- [Problem to work on] Search the records for the word "serie" and report each line that has it.
Extracted data section start
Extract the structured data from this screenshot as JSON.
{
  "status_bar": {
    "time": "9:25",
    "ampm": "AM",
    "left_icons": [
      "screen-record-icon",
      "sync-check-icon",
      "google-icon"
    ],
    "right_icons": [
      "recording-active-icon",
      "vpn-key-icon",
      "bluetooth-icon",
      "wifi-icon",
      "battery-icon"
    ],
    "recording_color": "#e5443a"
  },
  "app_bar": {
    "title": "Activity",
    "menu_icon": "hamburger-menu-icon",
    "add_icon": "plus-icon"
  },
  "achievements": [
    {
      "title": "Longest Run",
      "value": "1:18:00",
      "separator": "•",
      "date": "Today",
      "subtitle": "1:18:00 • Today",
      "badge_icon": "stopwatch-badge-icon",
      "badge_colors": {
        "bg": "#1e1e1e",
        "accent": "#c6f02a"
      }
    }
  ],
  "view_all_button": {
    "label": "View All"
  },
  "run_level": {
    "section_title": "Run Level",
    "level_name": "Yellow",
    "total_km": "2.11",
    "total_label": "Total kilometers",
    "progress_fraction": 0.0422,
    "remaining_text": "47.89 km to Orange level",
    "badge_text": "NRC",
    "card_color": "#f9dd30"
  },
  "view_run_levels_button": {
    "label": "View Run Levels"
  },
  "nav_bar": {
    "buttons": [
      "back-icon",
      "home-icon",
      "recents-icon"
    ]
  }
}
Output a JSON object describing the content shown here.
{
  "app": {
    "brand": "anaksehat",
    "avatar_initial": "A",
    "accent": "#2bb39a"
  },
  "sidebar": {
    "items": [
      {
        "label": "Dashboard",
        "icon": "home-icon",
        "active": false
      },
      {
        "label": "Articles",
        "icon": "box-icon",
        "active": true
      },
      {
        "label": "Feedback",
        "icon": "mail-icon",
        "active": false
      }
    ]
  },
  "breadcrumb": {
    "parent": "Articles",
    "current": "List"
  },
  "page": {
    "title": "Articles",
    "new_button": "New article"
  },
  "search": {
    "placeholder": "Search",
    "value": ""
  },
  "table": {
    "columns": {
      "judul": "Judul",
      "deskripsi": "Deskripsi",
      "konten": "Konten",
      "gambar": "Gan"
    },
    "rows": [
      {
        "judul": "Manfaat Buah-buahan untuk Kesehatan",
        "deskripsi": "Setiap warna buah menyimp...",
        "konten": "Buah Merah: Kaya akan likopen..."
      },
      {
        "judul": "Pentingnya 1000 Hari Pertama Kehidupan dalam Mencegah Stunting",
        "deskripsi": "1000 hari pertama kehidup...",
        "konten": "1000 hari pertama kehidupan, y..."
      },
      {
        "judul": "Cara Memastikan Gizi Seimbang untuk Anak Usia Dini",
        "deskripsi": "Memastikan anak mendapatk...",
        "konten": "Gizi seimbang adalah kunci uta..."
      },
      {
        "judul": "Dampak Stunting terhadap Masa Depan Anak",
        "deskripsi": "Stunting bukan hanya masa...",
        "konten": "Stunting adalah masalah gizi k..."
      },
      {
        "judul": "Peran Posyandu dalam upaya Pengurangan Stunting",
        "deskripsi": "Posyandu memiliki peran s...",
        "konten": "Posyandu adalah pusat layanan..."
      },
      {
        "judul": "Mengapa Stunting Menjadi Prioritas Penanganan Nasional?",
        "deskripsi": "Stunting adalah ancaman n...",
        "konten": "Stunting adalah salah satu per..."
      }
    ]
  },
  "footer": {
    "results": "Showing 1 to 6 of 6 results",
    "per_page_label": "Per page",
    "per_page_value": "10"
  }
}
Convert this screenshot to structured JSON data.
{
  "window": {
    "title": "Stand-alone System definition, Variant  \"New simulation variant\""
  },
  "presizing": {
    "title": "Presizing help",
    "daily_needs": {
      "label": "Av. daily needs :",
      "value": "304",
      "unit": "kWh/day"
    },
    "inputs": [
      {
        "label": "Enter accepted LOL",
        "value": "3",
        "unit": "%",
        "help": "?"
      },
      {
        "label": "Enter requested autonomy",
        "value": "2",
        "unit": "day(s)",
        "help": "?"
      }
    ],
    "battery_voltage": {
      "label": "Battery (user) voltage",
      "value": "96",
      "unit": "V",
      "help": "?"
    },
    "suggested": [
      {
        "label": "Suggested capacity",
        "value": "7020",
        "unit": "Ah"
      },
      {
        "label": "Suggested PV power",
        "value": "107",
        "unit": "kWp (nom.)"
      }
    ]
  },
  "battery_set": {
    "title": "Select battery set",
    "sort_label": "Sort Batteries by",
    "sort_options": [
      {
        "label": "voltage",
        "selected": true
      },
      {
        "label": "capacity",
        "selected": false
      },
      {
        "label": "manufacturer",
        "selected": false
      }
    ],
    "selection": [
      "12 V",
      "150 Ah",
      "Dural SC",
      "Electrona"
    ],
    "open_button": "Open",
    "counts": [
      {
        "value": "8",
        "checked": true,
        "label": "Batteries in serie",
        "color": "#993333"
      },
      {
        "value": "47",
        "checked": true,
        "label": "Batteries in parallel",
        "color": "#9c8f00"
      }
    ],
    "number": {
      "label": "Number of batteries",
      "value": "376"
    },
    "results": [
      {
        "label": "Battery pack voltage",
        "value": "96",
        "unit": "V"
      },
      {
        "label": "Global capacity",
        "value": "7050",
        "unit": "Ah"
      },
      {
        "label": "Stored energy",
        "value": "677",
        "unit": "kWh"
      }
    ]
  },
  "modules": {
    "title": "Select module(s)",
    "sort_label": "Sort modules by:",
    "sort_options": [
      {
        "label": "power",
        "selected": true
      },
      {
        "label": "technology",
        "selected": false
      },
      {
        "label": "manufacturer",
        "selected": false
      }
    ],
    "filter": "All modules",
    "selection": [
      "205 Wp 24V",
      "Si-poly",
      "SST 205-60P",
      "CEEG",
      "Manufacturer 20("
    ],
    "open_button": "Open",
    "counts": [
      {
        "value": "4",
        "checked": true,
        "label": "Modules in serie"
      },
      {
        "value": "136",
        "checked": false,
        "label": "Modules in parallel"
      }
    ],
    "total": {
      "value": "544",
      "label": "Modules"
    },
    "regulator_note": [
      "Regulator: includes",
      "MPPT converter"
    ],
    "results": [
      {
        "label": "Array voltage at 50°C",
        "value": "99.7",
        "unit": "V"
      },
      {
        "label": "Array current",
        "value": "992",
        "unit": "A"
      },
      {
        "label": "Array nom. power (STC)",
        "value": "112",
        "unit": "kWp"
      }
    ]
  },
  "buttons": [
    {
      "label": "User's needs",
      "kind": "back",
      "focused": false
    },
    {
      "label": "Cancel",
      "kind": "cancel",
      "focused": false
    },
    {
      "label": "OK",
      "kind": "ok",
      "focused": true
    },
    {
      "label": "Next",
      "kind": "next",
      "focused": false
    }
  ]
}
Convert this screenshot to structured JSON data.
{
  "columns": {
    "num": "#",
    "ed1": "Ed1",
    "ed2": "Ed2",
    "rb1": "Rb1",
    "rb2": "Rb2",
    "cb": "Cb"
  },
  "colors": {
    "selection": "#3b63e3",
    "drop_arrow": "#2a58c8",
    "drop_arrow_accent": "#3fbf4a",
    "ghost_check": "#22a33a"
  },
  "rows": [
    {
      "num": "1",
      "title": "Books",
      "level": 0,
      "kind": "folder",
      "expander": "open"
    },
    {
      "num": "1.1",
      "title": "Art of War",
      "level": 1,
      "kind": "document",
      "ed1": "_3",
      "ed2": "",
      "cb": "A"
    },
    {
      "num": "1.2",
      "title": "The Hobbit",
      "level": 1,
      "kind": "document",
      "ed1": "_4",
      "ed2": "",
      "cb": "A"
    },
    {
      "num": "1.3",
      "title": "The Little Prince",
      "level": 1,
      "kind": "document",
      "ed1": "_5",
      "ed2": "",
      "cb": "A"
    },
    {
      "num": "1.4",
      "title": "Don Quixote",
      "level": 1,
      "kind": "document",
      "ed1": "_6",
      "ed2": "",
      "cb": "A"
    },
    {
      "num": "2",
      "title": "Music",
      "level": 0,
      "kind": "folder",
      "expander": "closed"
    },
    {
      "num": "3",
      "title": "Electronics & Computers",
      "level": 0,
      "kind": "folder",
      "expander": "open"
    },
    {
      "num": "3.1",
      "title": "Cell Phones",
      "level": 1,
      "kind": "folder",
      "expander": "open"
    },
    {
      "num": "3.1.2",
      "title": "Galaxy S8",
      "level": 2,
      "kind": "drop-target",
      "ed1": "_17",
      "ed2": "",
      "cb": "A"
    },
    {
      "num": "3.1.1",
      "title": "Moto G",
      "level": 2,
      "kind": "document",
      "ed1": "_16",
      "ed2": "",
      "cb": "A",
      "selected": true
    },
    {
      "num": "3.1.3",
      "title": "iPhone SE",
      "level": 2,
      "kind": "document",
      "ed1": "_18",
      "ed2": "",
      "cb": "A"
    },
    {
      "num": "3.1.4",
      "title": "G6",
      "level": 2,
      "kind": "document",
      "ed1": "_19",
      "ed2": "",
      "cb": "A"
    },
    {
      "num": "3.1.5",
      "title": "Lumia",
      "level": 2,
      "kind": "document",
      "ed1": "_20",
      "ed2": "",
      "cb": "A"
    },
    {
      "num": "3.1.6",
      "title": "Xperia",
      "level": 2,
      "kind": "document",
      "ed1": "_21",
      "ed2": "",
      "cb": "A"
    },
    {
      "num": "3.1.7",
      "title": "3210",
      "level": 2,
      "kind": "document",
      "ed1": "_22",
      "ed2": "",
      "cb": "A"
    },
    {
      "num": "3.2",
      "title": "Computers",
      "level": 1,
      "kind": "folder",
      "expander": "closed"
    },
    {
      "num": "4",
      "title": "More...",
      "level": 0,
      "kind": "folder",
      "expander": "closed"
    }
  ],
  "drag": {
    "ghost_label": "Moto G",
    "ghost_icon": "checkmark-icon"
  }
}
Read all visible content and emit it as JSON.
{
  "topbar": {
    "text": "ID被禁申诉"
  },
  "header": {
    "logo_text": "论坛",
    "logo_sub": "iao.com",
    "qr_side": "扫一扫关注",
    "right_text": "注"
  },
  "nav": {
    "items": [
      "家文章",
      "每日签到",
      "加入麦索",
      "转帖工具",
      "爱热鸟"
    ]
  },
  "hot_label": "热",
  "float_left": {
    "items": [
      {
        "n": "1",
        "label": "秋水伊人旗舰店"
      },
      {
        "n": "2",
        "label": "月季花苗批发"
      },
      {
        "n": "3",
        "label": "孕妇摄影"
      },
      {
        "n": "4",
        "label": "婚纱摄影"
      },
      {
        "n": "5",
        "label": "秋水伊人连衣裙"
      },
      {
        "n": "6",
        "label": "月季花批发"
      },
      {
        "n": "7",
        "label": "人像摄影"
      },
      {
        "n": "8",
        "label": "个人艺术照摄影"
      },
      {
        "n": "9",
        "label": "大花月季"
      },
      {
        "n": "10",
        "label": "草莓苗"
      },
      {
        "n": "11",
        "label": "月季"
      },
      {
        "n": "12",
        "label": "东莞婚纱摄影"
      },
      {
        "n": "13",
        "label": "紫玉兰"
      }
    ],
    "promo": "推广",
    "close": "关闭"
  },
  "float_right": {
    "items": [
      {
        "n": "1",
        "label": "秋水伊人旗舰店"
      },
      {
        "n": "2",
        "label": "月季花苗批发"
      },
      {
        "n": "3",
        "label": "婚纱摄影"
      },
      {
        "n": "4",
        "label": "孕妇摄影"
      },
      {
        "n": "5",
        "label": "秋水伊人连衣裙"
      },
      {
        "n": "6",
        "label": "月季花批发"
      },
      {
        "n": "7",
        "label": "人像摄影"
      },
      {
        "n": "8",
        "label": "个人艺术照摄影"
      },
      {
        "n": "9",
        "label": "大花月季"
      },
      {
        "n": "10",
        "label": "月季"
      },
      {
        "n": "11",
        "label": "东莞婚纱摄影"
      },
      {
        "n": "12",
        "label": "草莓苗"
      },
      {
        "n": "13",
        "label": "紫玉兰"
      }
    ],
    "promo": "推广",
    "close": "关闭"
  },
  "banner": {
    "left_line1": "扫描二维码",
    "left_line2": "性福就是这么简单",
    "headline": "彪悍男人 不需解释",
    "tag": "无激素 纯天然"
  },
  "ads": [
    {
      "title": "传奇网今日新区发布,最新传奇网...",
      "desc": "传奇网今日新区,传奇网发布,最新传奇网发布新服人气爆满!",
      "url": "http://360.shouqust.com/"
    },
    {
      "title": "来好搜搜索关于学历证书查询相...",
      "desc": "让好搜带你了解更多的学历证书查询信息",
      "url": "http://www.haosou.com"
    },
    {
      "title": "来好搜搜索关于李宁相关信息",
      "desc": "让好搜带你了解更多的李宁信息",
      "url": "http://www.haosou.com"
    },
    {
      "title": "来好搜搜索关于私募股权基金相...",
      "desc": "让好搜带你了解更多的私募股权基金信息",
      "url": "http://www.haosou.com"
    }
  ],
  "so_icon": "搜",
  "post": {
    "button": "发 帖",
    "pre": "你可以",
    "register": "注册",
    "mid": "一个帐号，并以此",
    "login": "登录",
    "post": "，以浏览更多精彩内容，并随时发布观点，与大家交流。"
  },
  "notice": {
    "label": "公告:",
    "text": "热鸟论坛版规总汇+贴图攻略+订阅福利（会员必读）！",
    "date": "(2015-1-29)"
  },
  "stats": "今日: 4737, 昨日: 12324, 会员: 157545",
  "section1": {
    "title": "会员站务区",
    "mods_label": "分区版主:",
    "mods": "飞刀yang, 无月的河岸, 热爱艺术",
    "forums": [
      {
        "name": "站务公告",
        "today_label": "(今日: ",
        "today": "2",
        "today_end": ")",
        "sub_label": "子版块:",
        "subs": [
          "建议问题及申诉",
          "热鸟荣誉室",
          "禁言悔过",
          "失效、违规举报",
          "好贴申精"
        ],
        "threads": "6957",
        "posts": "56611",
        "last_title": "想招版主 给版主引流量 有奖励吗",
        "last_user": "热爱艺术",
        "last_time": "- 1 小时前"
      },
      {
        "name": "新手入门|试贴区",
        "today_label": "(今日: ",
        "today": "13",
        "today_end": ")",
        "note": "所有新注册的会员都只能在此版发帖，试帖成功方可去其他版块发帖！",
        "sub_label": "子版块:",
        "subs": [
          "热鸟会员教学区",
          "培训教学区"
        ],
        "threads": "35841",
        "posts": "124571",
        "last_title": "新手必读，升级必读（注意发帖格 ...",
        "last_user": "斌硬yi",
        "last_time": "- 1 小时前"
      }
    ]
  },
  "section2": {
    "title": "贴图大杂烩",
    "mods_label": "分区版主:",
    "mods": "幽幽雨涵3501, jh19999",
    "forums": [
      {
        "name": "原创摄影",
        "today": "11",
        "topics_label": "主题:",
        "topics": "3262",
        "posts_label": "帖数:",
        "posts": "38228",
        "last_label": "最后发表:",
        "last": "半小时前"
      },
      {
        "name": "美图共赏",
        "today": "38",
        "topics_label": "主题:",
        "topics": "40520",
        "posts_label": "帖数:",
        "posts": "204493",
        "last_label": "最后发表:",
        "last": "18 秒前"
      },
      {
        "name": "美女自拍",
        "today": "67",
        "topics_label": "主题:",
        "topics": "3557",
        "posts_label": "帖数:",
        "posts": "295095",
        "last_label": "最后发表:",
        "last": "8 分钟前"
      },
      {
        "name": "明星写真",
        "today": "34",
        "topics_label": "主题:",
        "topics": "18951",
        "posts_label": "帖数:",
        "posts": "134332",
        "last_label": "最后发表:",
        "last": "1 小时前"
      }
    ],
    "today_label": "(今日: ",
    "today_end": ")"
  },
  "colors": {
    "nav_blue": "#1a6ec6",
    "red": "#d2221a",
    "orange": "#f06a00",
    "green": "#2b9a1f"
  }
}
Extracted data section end
- [Output for this exercise]
        "label": "Batteries in serie",
        "label": "Modules in serie"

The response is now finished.